“For the most part, it’s the support of our alumni which drives the university forward in so many different ways,” Fitts said.

Full-time university staff were able to access another fund which was also supported by university donors. Faculty were entitled to a $500 outright grant and a further $1,000 in the form of an interest-free loan.

Contract workers and part-time employees were not eligible for financial support from the university.

Nonetheless, communication to staff and faculty was a point of contention in the immediate aftermath of the storm. A senior faculty member in the School of Liberal Arts expressed concern over the lack of communication in the days after the storm. 

Each school at Tulane was responsible for confirming the safety of faculty within their school. The Tulane Hullabaloo was unable to confirm whether university-wide safety check protocol was in place.

That same faculty member expressed dissatisfaction with the perceived lack of input on the return to campus planning.

“There was no survey of all faculty at any point,” the faculty member said.
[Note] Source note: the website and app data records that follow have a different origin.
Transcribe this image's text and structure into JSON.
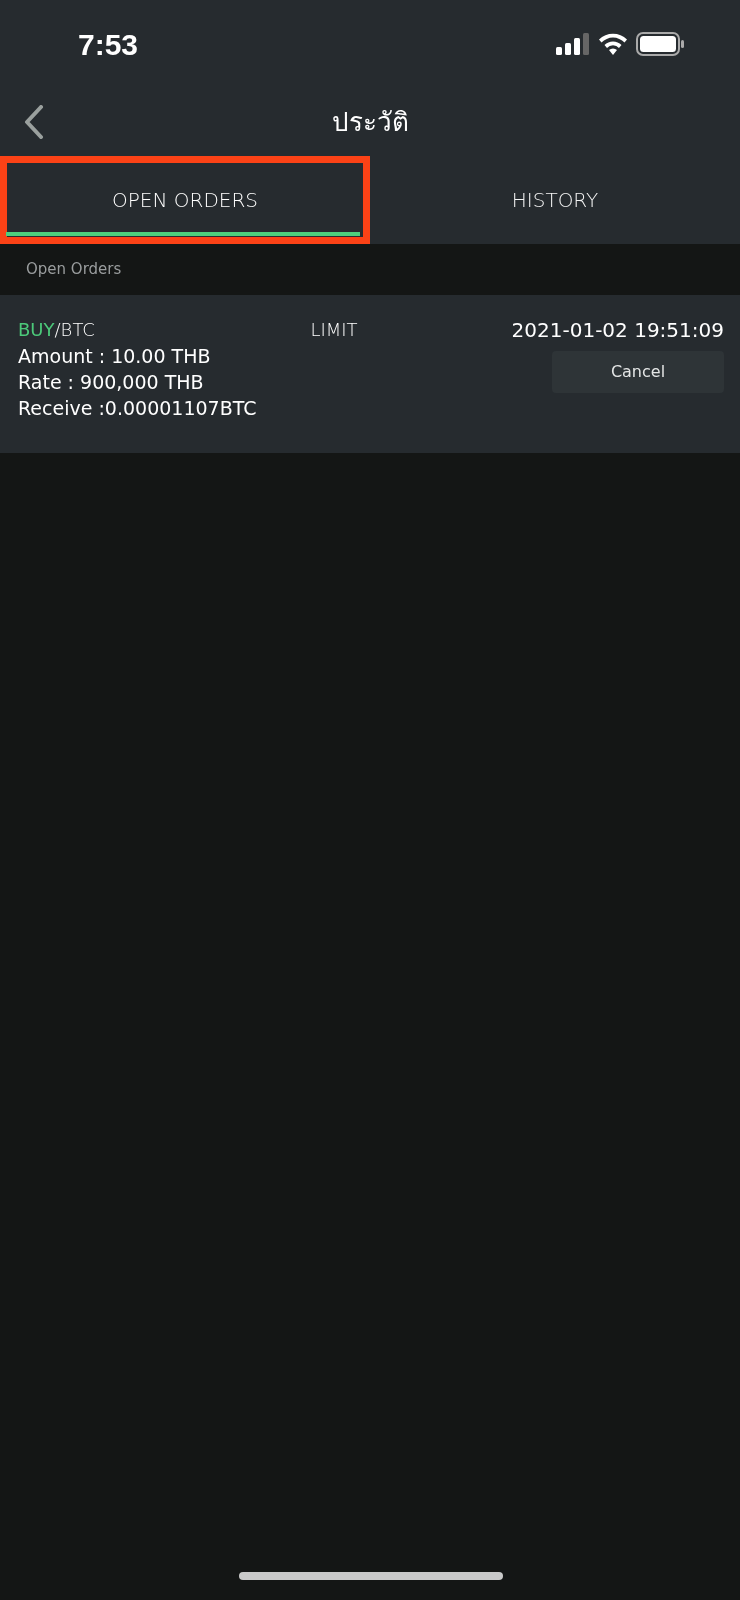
{
  "status_bar": {
    "time": "7:53"
  },
  "header": {
    "title": "ประวัติ"
  },
  "tabs": [
    {
      "label": "OPEN ORDERS",
      "selected": true,
      "highlighted": true
    },
    {
      "label": "HISTORY",
      "selected": false,
      "highlighted": false
    }
  ],
  "section_label": "Open Orders",
  "orders": [
    {
      "kind": "buy",
      "side": "BUY",
      "pair": "/BTC",
      "type": "LIMIT",
      "datetime": "2021-01-02 19:51:09",
      "lines": [
        "Amount : 10.00 THB",
        "Rate : 900,000 THB",
        "Receive :0.00001107BTC"
      ],
      "action": "Cancel"
    }
  ]
}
The School of Liberal Arts sent a survey about planning around a return to campus on Sept. 3 but limited input to department chairs.

Strecker disagreed, stating that the university did send a survey to faculty and staff after the Hurricane, “seeking information on the condition of their residences and the feasibility of their return.” 
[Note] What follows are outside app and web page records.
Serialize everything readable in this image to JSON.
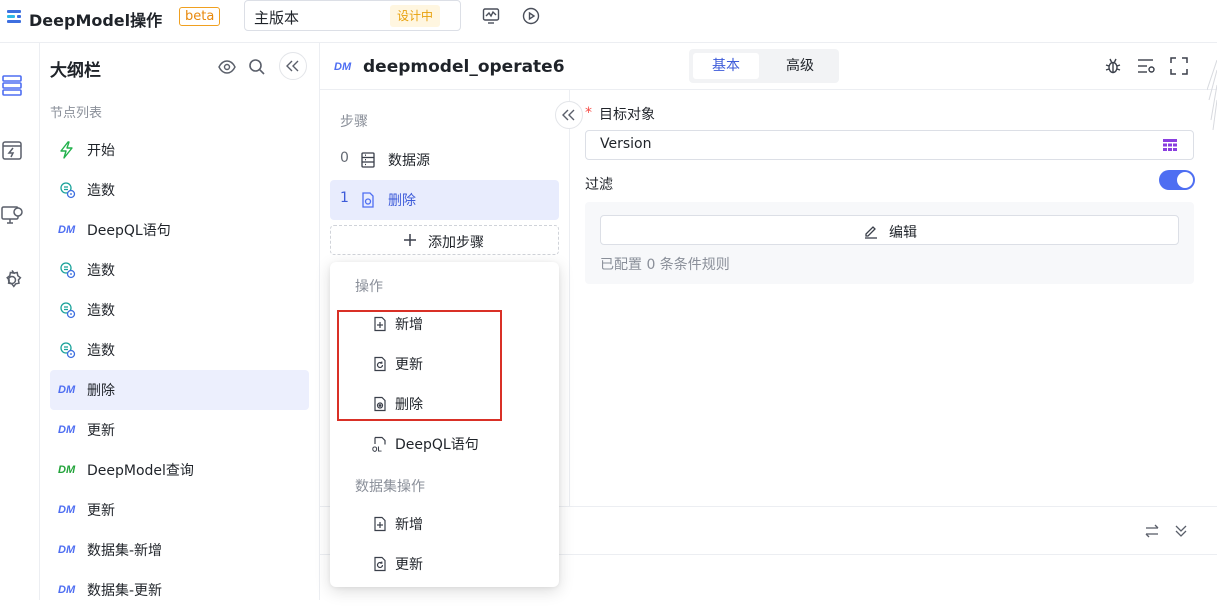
{
  "app": {
    "title": "DeepModel操作",
    "badge": "beta",
    "version_name": "主版本",
    "version_status": "设计中"
  },
  "outline": {
    "title": "大纲栏",
    "section_label": "节点列表",
    "nodes": [
      {
        "label": "开始",
        "icon": "lightning-icon"
      },
      {
        "label": "造数",
        "icon": "data-gen-icon"
      },
      {
        "label": "DeepQL语句",
        "icon": "dm-icon"
      },
      {
        "label": "造数",
        "icon": "data-gen-icon"
      },
      {
        "label": "造数",
        "icon": "data-gen-icon"
      },
      {
        "label": "造数",
        "icon": "data-gen-icon"
      },
      {
        "label": "删除",
        "icon": "dm-icon"
      },
      {
        "label": "更新",
        "icon": "dm-icon"
      },
      {
        "label": "DeepModel查询",
        "icon": "dm-query-icon"
      },
      {
        "label": "更新",
        "icon": "dm-icon"
      },
      {
        "label": "数据集-新增",
        "icon": "dm-icon"
      },
      {
        "label": "数据集-更新",
        "icon": "dm-icon"
      }
    ]
  },
  "main": {
    "title": "deepmodel_operate6",
    "tabs": [
      "基本",
      "高级"
    ],
    "active_tab": "基本"
  },
  "steps": {
    "label": "步骤",
    "items": [
      {
        "num": "0",
        "label": "数据源"
      },
      {
        "num": "1",
        "label": "删除"
      }
    ],
    "add_label": "添加步骤"
  },
  "form": {
    "required_mark": "*",
    "target_label": "目标对象",
    "target_value": "Version",
    "filter_label": "过滤",
    "filter_enabled": true,
    "edit_label": "编辑",
    "rules_text": "已配置 0 条条件规则"
  },
  "dropdown": {
    "group1": "操作",
    "ops": [
      {
        "label": "新增",
        "icon": "file-plus-icon"
      },
      {
        "label": "更新",
        "icon": "file-refresh-icon"
      },
      {
        "label": "删除",
        "icon": "file-delete-icon"
      },
      {
        "label": "DeepQL语句",
        "icon": "ql-icon"
      }
    ],
    "group2": "数据集操作",
    "dataset_ops": [
      {
        "label": "新增",
        "icon": "file-plus-icon"
      },
      {
        "label": "更新",
        "icon": "file-refresh-icon"
      }
    ]
  },
  "colors": {
    "accent": "#4e6ef2",
    "highlight": "#d93026",
    "beta": "#e8890c",
    "lightning": "#22b14c"
  }
}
That survey, for the entirety of the faculty and staff, was sent out on Sept. 7, more than a week after Ida made landfall.

“All of the deans got feedback from their schools in their own way and passed it along,” Strecker said. “We did not do a survey of all of our faculty seeking their input on our plans to return to teaching, but we built in flexibility for faculty for whom the new schedule did not work well.”

In the aftermath of the storm, students and faculty returned to classrooms virtually. With the Tulane community spread out across the nation, Fitts felt a keen sense of pride in the transition from evacuation to online learning. 

“We had gone through something similar a year and a half ago. We went from on ground to online, and this was sort of from on ground to about a week and a half online and then back. It worked out well, I think. I think the faculty have understood remote learning and how to continue their classes in that way,” Fitts said, before adding that faculty were required to include an online learning process in their course planning.

According to the same senior faculty member, this requirement is a point of concern, as it can create issues for faculty members with young children or home damage.

With students and faculty both back on the ground, and power restored to the New Orleans metropolitan area, widespread online learning has, for the time being, ceased.

The question of what happens after Ida goes beyond just the immediate storm damage. New Orleans faces an increased risk of extreme weather events due to anthropogenic climate change.

Fitts sees Tulane as uniquely placed to help answer questions around storm resiliency, not just in New Orleans, but across the country. 

“How can we make sure in the future we can handle and confront storms in a better way?” Fitts said. “One of my takeaways from this experience is a whole lot of the planning in New Orleans for storms turned out to be very successful.”